Li Qingchen, a doctor and member of Scientific Squirrels, a Chinese organization dedicated to the dissemination of scientific knowledge, said Thursday that the American Academy of Anti-Aging Medicine (A4M) has been using an unapproved cancer therapy to swindle Chinese patients.
Li added that the American Cancer Society has found no evidence that the cancer treatment being used by A4M benefits cancer patients.
The Chinese representative office of A4M claimed on its website that it could offer a "breakthrough cancer therapy" developed by Dr. Stanislaw Burzynski, who asserts that cancer can be treated with antineoplastons, a group of amino acids and petides normally found in urine and blood.
The organization also posted dozens of promotional videos and blogs on Sina Weibo, a popular Chinese microblogging site.
Scientific Squirrels said the antineoplaston therapy is only in its second phase of clinical trials and has not been approved by the US Food and Drug Administration (FDA) to be sold in the market, citing an introduction from the National Cancer Institute in America.
"It is suspected that Chinese patients have been tricked into going to America to be laboratory rats," Li said.
The FDA has permitted antineoplaston therapy to be used at Buzynski's clinic, although the agency issued a warning letter to the Burzynski Research Institute in 2009, stating that its institutional review board "did not adhere to the applicable statutory requirements and FDA regulations governing the protection of human subjects."
Responding to the accusation from Scientific Squirrels, A4M's representative office said it has sent letters to Scientific Squirrels and Li Qingchen.
The Chinese State Food and Drug Administration has not included antineoplastons on its list of approved imported drugs, according to the administration's website.
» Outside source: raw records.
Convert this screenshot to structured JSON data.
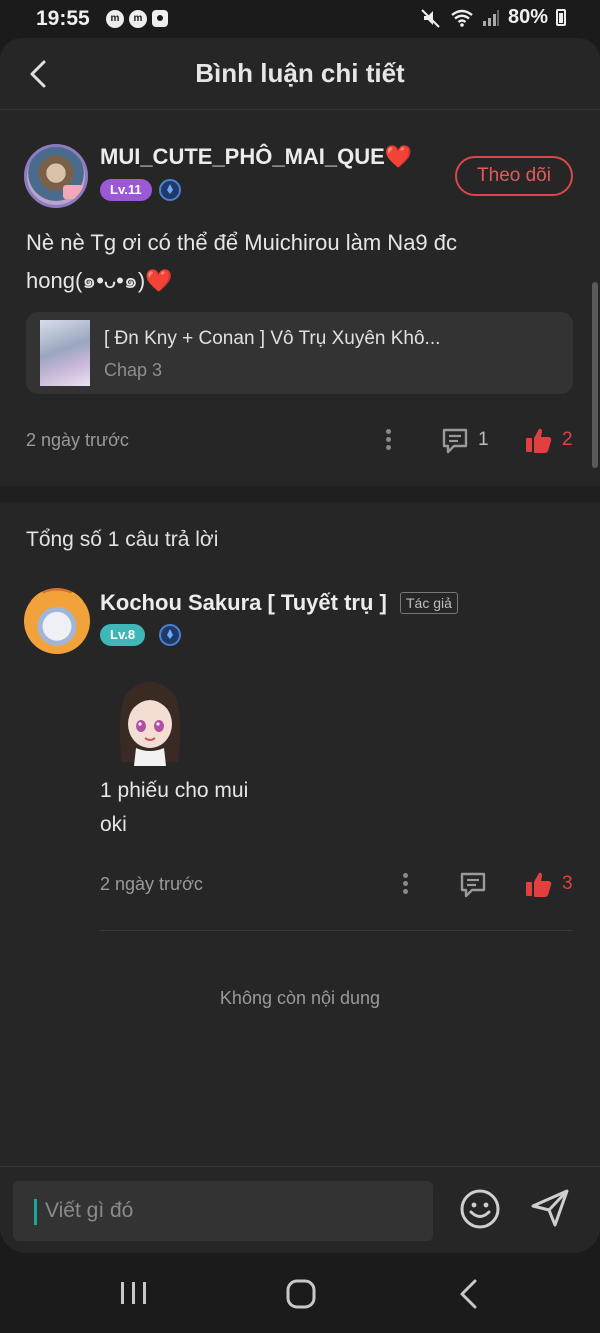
{
  "status_bar": {
    "time": "19:55",
    "app_icons": [
      "m-badge-icon",
      "m-badge-icon",
      "screen-record-icon"
    ],
    "battery": "80%",
    "system_icons": [
      "mute-icon",
      "wifi-icon",
      "signal-icon",
      "battery-icon"
    ]
  },
  "header": {
    "title": "Bình luận chi tiết",
    "back_icon": "chevron-left-icon"
  },
  "comment": {
    "username": "MUI_CUTE_PHÔ_MAI_QUE",
    "username_emoji": "❤️",
    "level": "Lv.11",
    "follow_label": "Theo dõi",
    "text_line1": "Nè nè Tg ơi có thể để Muichirou làm Na9 đc",
    "text_line2": "hong(๑•ᴗ•๑)",
    "text_emoji": "❤️",
    "story_title": "[ Đn Kny + Conan ] Vô Trụ Xuyên Khô...",
    "story_chap": "Chap 3",
    "time": "2 ngày trước",
    "reply_count": "1",
    "like_count": "2"
  },
  "replies_header": "Tổng số 1 câu trả lời",
  "reply": {
    "username": "Kochou Sakura [ Tuyết trụ ]",
    "author_tag": "Tác giả",
    "level": "Lv.8",
    "text_line1": "1 phiếu cho mui",
    "text_line2": "oki",
    "time": "2 ngày trước",
    "like_count": "3"
  },
  "end_text": "Không còn nội dung",
  "composer": {
    "placeholder": "Viết gì đó"
  },
  "colors": {
    "background": "#262626",
    "accent_red": "#e24040",
    "level_purple": "#9b59d6",
    "level_teal": "#3fb6b8",
    "text_muted": "#9a9a9a"
  }
}
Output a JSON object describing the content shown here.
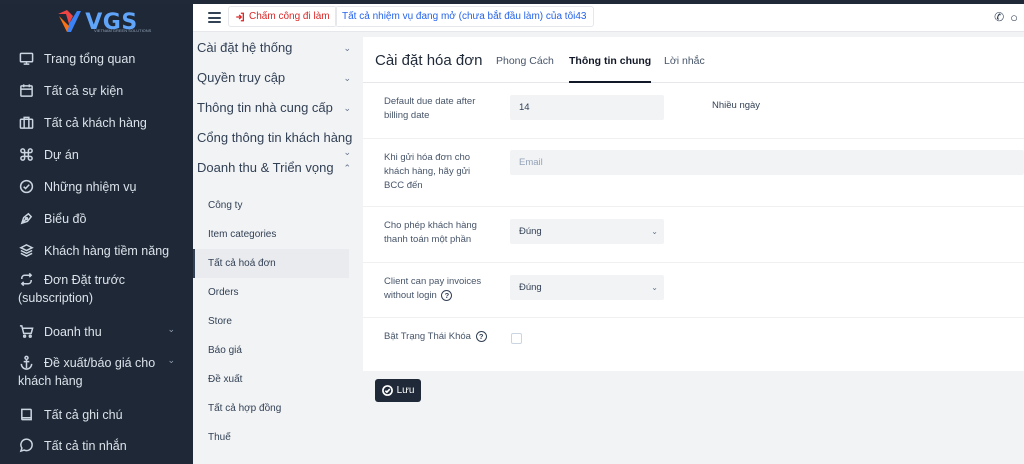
{
  "brand": {
    "name": "VGS",
    "tagline": "VIETNAM GREEN SOLUTIONS",
    "accent": "#60a5fa"
  },
  "sidebar": {
    "items": [
      {
        "label": "Trang tổng quan",
        "icon": "monitor-icon"
      },
      {
        "label": "Tất cả sự kiện",
        "icon": "calendar-icon"
      },
      {
        "label": "Tất cả khách hàng",
        "icon": "briefcase-icon"
      },
      {
        "label": "Dự án",
        "icon": "command-icon"
      },
      {
        "label": "Những nhiệm vụ",
        "icon": "check-circle-icon"
      },
      {
        "label": "Biểu đồ",
        "icon": "pen-tool-icon"
      },
      {
        "label": "Khách hàng tiềm năng",
        "icon": "layers-icon"
      },
      {
        "label": "Đơn Đặt trước (subscription)",
        "icon": "repeat-icon"
      },
      {
        "label": "Doanh thu",
        "icon": "cart-icon"
      },
      {
        "label": "Đề xuất/báo giá cho khách hàng",
        "icon": "anchor-icon"
      },
      {
        "label": "Tất cả ghi chú",
        "icon": "book-icon"
      },
      {
        "label": "Tất cả tin nhắn",
        "icon": "message-icon"
      }
    ]
  },
  "header": {
    "clock_in_label": "Chấm công đi làm",
    "tasks_label": "Tất cả nhiệm vụ đang mở (chưa bắt đầu làm) của tôi43"
  },
  "settings_menu": {
    "sections": [
      "Cài đặt hệ thống",
      "Quyền truy cập",
      "Thông tin nhà cung cấp",
      "Cổng thông tin khách hàng",
      "Doanh thu & Triển vọng"
    ],
    "sub_items": [
      "Công ty",
      "Item categories",
      "Tất cả hoá đơn",
      "Orders",
      "Store",
      "Báo giá",
      "Đề xuất",
      "Tất cả hợp đồng",
      "Thuế"
    ],
    "active_sub": "Tất cả hoá đơn"
  },
  "panel": {
    "title": "Cài đặt hóa đơn",
    "tabs": [
      "Phong Cách",
      "Thông tin chung",
      "Lời nhắc"
    ],
    "active_tab": "Thông tin chung",
    "fields": {
      "due_date": {
        "label": "Default due date after billing date",
        "value": "14",
        "unit": "Nhiều ngày"
      },
      "bcc": {
        "label": "Khi gửi hóa đơn cho khách hàng, hãy gửi BCC đến",
        "placeholder": "Email"
      },
      "partial": {
        "label": "Cho phép khách hàng thanh toán một phần",
        "value": "Đúng"
      },
      "no_login": {
        "label": "Client can pay invoices without login",
        "value": "Đúng"
      },
      "lock": {
        "label": "Bật Trạng Thái Khóa"
      }
    },
    "save_label": "Lưu"
  }
}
"I have never heard of antineoplastons," said Yu Xiong, deputy president of the Shanghai Institute of Pharmaceutical Industry.
The research institute can unveil the drug's phase two clinical data, but is not allowed to brand its effects, Yu said.
Wang Youzhi, director of the inspection department of the Shanghai Food and Drug Administration, said advertisements for phase-two trial drugs are forbidden in China, and the drugs can be treated as counterfeit medicine if they are found to be sold on the market.
Wang added that China does not permit any representative offices to charge fees for conducting operations.